Danforth claims to be honest and impartial, harboring no assumptions; he states unequivocably, "I judge nothing". Yet, he goes on to say, "I have seen marvels in this court...I have until this moment not the slightest reason to suspect that the children may be deceiving me". A short while earlier, he asserted that "the entire contention of the state in these trials is that the voice of Heaven is speaking through the children". Dansforth seems to have a preconceived notion that children are innocent, and cannot help but speak the truth, a belief that is at odds with his contention that he is free of bias.
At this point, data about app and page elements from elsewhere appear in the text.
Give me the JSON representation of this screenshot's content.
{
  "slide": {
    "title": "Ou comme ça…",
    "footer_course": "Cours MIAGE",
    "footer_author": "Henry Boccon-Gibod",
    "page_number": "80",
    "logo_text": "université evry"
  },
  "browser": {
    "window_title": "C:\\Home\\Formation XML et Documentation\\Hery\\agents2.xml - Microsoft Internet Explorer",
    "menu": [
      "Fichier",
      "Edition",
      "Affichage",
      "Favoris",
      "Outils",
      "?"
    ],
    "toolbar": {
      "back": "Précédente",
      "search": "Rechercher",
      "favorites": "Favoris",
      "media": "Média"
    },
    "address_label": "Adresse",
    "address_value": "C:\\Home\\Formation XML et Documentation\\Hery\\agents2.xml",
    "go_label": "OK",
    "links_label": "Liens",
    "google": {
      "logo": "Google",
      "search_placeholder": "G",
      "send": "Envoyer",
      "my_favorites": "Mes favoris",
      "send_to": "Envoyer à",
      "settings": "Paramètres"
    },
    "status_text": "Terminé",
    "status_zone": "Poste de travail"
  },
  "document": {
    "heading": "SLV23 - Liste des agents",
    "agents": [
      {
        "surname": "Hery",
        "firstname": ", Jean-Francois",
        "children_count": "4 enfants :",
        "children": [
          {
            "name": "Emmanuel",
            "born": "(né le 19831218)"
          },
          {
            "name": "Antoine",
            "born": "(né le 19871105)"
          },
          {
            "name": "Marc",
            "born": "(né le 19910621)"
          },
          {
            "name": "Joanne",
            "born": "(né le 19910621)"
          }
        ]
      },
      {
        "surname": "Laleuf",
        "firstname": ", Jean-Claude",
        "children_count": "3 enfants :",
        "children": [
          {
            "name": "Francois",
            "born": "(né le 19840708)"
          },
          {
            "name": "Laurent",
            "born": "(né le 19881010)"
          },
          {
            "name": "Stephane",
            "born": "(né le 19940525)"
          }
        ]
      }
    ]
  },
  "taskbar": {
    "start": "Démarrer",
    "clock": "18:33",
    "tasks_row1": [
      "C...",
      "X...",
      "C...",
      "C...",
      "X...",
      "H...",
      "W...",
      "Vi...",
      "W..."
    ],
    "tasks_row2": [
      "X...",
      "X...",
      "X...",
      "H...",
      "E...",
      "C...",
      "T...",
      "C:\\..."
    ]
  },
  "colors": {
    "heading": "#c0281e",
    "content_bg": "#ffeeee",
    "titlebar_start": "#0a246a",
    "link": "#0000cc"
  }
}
Proctor challenges Danforth's perception that children do not lie by pointing out that, no matter how you look at it, one or some of the children are lying in this case. He asks rhetorically, "Who tells us Rebecca Nurse murdered seven babies by sending out her spirit on them? It is the children only, and this one will swear she lied to you". Mary has recanted her earlier testimony, which must mean one of two things - either she is lying, or the other children are. Proctor is arguing that Danforth's belief in the unquestionable candidness of children not only contradicts his claim to impartiality, but is also, in this case at least, false (Act III, Scene 1).